|■ Ask when and how you can follow up.
|■ When you don’t hear back, it’s ideal to send an email a week after the phone interview.
|■ Send a thank-you email.
|Common Questions to Prep For
|■ Can you tell me a little about yourself?
|■ Can you walk me through your life?
|■ Why do you want this job?
|■ Why do you want to work at this company?
|■ What do you know about our company/and the position you are applying for?
|■ Why did you leave (or are leaving) your last position?
|■ Tell us about your current job role.
|■ Are you willing to relocate or travel?
|■ What applicable experiences or skills do you have?

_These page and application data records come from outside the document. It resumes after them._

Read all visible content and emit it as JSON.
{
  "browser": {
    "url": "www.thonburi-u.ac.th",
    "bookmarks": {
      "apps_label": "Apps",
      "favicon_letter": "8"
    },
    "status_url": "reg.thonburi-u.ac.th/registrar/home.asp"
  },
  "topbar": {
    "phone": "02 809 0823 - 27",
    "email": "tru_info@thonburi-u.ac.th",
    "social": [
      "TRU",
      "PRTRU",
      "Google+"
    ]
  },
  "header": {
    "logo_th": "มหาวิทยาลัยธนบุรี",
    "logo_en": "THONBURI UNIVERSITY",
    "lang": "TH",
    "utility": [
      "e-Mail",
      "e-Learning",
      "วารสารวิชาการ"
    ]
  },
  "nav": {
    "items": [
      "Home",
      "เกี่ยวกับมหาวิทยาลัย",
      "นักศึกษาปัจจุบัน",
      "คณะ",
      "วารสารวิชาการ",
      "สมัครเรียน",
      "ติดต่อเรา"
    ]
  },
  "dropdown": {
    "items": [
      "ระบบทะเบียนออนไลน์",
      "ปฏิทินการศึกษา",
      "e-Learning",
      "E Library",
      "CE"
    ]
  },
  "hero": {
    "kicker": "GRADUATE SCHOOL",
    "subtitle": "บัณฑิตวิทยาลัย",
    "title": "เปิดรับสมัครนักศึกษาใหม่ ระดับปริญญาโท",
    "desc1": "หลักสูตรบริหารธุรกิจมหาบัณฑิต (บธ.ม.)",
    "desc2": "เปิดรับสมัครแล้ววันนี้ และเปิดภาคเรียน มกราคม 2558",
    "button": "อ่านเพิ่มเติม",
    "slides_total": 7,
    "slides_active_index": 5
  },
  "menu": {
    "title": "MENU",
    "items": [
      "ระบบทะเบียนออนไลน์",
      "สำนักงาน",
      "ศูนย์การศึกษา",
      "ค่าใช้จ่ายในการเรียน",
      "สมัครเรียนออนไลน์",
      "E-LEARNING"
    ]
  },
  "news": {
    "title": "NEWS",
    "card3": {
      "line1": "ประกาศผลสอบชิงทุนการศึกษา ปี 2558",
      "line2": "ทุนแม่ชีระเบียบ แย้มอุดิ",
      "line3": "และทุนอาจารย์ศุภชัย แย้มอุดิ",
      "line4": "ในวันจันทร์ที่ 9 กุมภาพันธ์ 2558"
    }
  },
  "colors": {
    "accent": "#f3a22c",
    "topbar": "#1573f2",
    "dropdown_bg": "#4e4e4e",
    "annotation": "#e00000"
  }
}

|■ Why do you think you are the best person for the job?
|■ Why is there a work gap in your resume? (If there is…)
|■ What is your greatest weakness?
|■ What are some of your greatest strengths?
|■ What are your career goals?
|■ Tell me about a successful project you have completed.
|■ How do you handle difficult situations? Give us an example.
|■ What are your salary expectations?
|■ When can you start with us?
|■ Do you have any questions for us?
I hope you found this guide useful. If you’ve got any questions or comments, don’t hesitate to use the shape below.
- Can you take a cheat sheet to an interview?
It’s a checklist to form sure you stay focused before, during, and after the interview. Creating a cheat sheet will assist you in feeling more prepared and assured. You should not memorize what’s on the sheet or check it off during the interview, and you ought to use your cheat sheet to remind you of key facts.
- How does one end a phone interview?
How To Close An Interview to make sure you allow an enduring Impression
- First things first, don’t panic!
- Ask questions.
- Confront any issues.
- Remind them of your key skills.
- Remind them that you’re hooked on the role.
- Ask about subsequent steps.
- Ask if they’d like all more information.
- End on a polite note.
- What are your strengths?
In general, your strengths should be skills that will be supported through experience. For instance, if you list communication as a strength, you’ll want to recall a situation during which you used communication to succeed in a goal or resolve a drag.
- Interview Questions – My massive cheat sheet of questions I invite is Software Engineering interviews.
- Most asked employment interview questions and the way to answer them